### Dataset excerpts

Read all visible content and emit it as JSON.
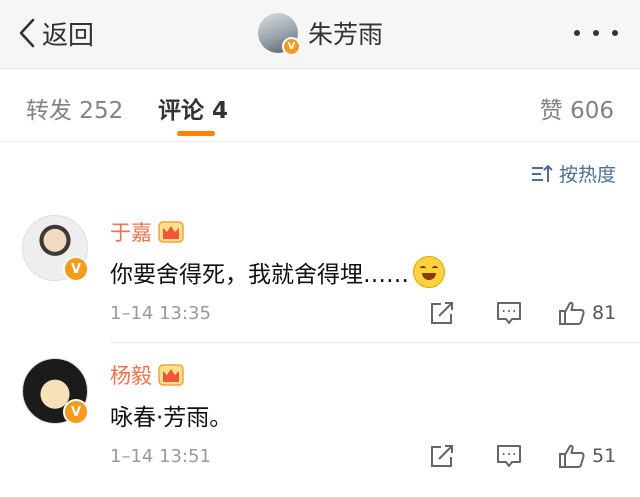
{
  "nav": {
    "back_label": "返回",
    "title": "朱芳雨"
  },
  "tabs": {
    "reposts": "转发 252",
    "comments": "评论 4",
    "likes": "赞 606"
  },
  "sort": {
    "label": "按热度"
  },
  "colors": {
    "accent": "#ff8200",
    "username": "#eb7350",
    "link": "#4b6f97",
    "verified_badge": "#f59a1a"
  },
  "comments": [
    {
      "name": "于嘉",
      "text": "你要舍得死，我就舍得埋……",
      "emoji": "laughing-tears",
      "time": "1–14 13:35",
      "likes": "81"
    },
    {
      "name": "杨毅",
      "text": "咏春·芳雨。",
      "time": "1–14 13:51",
      "likes": "51"
    }
  ],
  "badges": {
    "verified_symbol": "V"
  }
}
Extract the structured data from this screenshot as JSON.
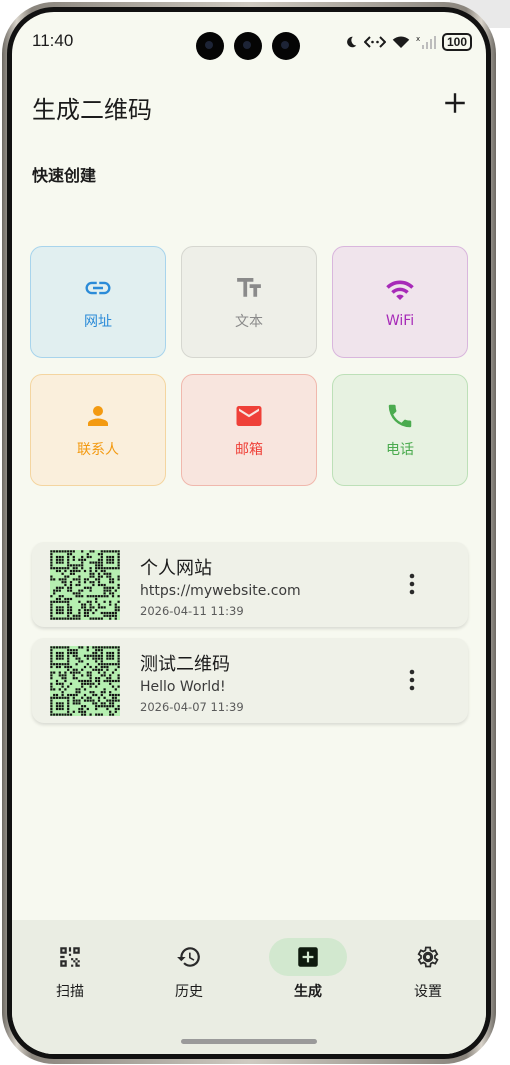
{
  "status_bar": {
    "time": "11:40",
    "battery": "100",
    "icons": [
      "moon-icon",
      "data-transfer-icon",
      "wifi-icon",
      "signal-icon"
    ]
  },
  "header": {
    "title": "生成二维码",
    "add_icon": "plus-icon"
  },
  "quick_create": {
    "title": "快速创建",
    "tiles": [
      {
        "label": "网址",
        "icon": "link-icon",
        "color": "#2b8bd8",
        "bg": "#e1eff0",
        "border": "#a8d4ec"
      },
      {
        "label": "文本",
        "icon": "text-icon",
        "color": "#8a8a8a",
        "bg": "#eeefe8",
        "border": "#d6d7d0"
      },
      {
        "label": "WiFi",
        "icon": "wifi-icon",
        "color": "#a72ab8",
        "bg": "#f0e4ec",
        "border": "#d9b6dd"
      },
      {
        "label": "联系人",
        "icon": "person-icon",
        "color": "#f39a11",
        "bg": "#faefdc",
        "border": "#f4d5a0"
      },
      {
        "label": "邮箱",
        "icon": "mail-icon",
        "color": "#ef4038",
        "bg": "#f8e5de",
        "border": "#f0b8ad"
      },
      {
        "label": "电话",
        "icon": "phone-icon",
        "color": "#4bab4f",
        "bg": "#e7f2e1",
        "border": "#bde0b8"
      }
    ]
  },
  "history": [
    {
      "title": "个人网站",
      "content": "https://mywebsite.com",
      "date": "2026-04-11 11:39"
    },
    {
      "title": "测试二维码",
      "content": "Hello World!",
      "date": "2026-04-07 11:39"
    }
  ],
  "bottom_nav": {
    "active": "生成",
    "items": [
      {
        "label": "扫描",
        "icon": "scan-icon"
      },
      {
        "label": "历史",
        "icon": "history-icon"
      },
      {
        "label": "生成",
        "icon": "add-box-icon"
      },
      {
        "label": "设置",
        "icon": "gear-icon"
      }
    ]
  },
  "colors": {
    "screen_bg": "#f7f9f0",
    "nav_bg": "#eaede3",
    "nav_active_pill": "#d2e8cf",
    "qr_light": "#b6efb1",
    "qr_dark": "#111111"
  }
}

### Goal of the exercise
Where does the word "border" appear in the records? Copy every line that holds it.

### Written answer
        "border": "#a8d4ec"
        "border": "#d6d7d0"
        "border": "#d9b6dd"
        "border": "#f4d5a0"
        "border": "#f0b8ad"
        "border": "#bde0b8"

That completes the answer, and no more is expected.